Respecting patient privacy and confidentiality is critical for doctor-patient relationships and public trust in medical professionals. However, during online viral campaigns and sharing in the online world nurses, physicians as well as other healthcare professionals may inadvertently disclose more information that might be expected from both patients and families.
One of the dangers of sharing information publicly on social media is that information can be shared in seconds but it can be difficult to completely remove content once it is out there. Viral tweets, for instance, might get tagged in news articles or printed in journals which could pose a challenge in having the content removed.
In our latest paper for the Journal of Medical Internet Research we studied the hashtag #ShareAStoryInOneTweet with the aim of quantifying potentially identifiable content shared on social media by physicians and other health care providers.
To quote our abstract we found that:
“Health care professionals (n=656) disclosing information about others included 486 doctors (74.1%) and 98 nurses (14.9%). Health care professionals sharing stories about patient care disclosed the time frame in 95 tweets (95/754, 12.6%) and included patient names in 15 tweets (15/754, 2.0%). It is estimated that friends or families could likely identify the clinical scenario described in 242 of the 754 tweets (32.1%). Among 348 tweets about potentially living patients, it was estimated that 162 (46.6%) were likely identifiable by patients. Intercoder reliability in rating the potential identifiability demonstrated 86.8% agreement, with a Cohen κ of 0.8 suggesting substantial agreement.

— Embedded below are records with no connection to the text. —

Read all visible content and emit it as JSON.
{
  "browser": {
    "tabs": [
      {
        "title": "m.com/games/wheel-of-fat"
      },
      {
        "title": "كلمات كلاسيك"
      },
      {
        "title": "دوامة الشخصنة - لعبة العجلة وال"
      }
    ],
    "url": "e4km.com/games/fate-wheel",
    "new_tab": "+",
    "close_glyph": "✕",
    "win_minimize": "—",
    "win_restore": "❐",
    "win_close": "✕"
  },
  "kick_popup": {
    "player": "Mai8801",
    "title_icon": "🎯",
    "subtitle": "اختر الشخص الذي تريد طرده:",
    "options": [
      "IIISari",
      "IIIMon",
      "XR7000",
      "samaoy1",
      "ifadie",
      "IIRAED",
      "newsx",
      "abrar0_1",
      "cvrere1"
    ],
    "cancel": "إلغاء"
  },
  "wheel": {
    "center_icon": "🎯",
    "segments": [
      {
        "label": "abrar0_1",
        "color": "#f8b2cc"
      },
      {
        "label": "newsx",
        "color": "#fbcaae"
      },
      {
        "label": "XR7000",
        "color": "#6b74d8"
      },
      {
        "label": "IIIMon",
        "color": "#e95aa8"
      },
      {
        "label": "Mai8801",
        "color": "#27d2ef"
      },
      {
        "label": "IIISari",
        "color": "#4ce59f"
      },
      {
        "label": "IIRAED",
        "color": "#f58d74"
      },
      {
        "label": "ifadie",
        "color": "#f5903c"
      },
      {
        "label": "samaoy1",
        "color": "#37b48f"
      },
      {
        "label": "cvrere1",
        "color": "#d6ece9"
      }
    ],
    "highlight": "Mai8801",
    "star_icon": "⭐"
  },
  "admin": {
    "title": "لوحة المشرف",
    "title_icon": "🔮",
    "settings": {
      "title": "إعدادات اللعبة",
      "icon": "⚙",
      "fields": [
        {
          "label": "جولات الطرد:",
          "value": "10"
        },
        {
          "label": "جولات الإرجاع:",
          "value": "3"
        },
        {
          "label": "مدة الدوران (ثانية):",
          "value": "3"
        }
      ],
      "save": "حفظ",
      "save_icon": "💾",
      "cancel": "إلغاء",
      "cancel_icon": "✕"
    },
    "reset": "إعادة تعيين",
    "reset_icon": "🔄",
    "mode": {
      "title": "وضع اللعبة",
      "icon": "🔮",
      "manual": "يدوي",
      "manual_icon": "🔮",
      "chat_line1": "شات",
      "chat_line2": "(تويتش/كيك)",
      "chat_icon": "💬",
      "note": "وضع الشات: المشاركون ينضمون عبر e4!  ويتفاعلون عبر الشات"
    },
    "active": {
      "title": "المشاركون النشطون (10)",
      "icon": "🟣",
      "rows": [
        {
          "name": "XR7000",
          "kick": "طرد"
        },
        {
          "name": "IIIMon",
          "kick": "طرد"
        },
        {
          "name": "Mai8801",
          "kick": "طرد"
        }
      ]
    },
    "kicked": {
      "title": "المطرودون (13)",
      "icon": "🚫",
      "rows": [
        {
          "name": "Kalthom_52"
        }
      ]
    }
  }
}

We also identified 78 out of 754 tweets (6.5%) that had been deleted on the website but were still viewable in the analytics software data set.”
Be sure to check out our paper here: https://www.jmir.org/2020/9/e19746/